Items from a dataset
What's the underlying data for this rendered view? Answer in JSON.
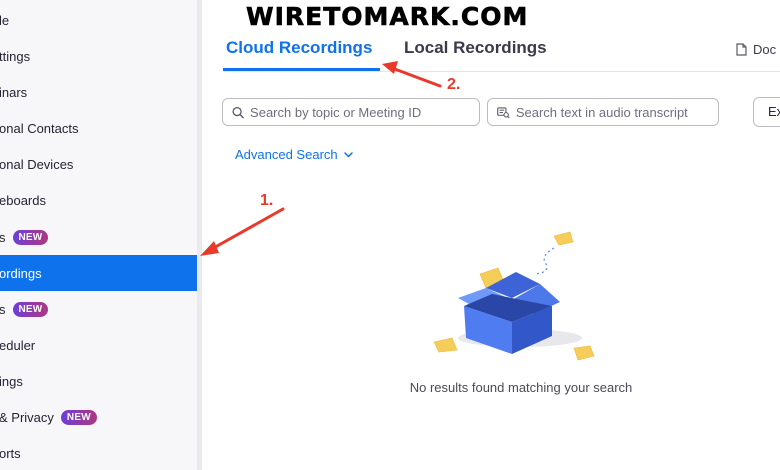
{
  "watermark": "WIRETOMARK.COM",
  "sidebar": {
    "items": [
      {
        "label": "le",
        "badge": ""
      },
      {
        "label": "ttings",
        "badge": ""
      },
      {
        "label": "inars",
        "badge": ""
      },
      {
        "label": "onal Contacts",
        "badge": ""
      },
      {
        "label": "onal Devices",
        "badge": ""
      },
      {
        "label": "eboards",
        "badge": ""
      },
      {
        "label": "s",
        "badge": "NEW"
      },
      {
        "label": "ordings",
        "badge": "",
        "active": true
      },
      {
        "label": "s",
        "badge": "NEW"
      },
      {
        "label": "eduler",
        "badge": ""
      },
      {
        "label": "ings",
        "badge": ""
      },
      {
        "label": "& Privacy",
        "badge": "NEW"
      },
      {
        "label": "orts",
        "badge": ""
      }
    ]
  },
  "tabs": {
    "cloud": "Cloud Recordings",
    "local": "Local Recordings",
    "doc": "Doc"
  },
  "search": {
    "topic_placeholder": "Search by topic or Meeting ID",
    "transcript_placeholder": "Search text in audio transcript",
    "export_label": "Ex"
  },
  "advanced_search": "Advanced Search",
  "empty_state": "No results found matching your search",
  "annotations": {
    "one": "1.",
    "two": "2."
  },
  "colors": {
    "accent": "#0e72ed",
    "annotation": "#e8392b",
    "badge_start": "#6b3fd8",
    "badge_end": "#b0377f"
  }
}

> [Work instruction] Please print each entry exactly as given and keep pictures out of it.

> [Reply]
What's the underlying data for this rendered view? Answer in JSON.
{
  "watermark": "WIRETOMARK.COM",
  "sidebar": {
    "items": [
      {
        "label": "le",
        "badge": ""
      },
      {
        "label": "ttings",
        "badge": ""
      },
      {
        "label": "inars",
        "badge": ""
      },
      {
        "label": "onal Contacts",
        "badge": ""
      },
      {
        "label": "onal Devices",
        "badge": ""
      },
      {
        "label": "eboards",
        "badge": ""
      },
      {
        "label": "s",
        "badge": "NEW"
      },
      {
        "label": "ordings",
        "badge": "",
        "active": true
      },
      {
        "label": "s",
        "badge": "NEW"
      },
      {
        "label": "eduler",
        "badge": ""
      },
      {
        "label": "ings",
        "badge": ""
      },
      {
        "label": "& Privacy",
        "badge": "NEW"
      },
      {
        "label": "orts",
        "badge": ""
      }
    ]
  },
  "tabs": {
    "cloud": "Cloud Recordings",
    "local": "Local Recordings",
    "doc": "Doc"
  },
  "search": {
    "topic_placeholder": "Search by topic or Meeting ID",
    "transcript_placeholder": "Search text in audio transcript",
    "export_label": "Ex"
  },
  "advanced_search": "Advanced Search",
  "empty_state": "No results found matching your search",
  "annotations": {
    "one": "1.",
    "two": "2."
  },
  "colors": {
    "accent": "#0e72ed",
    "annotation": "#e8392b",
    "badge_start": "#6b3fd8",
    "badge_end": "#b0377f"
  }
}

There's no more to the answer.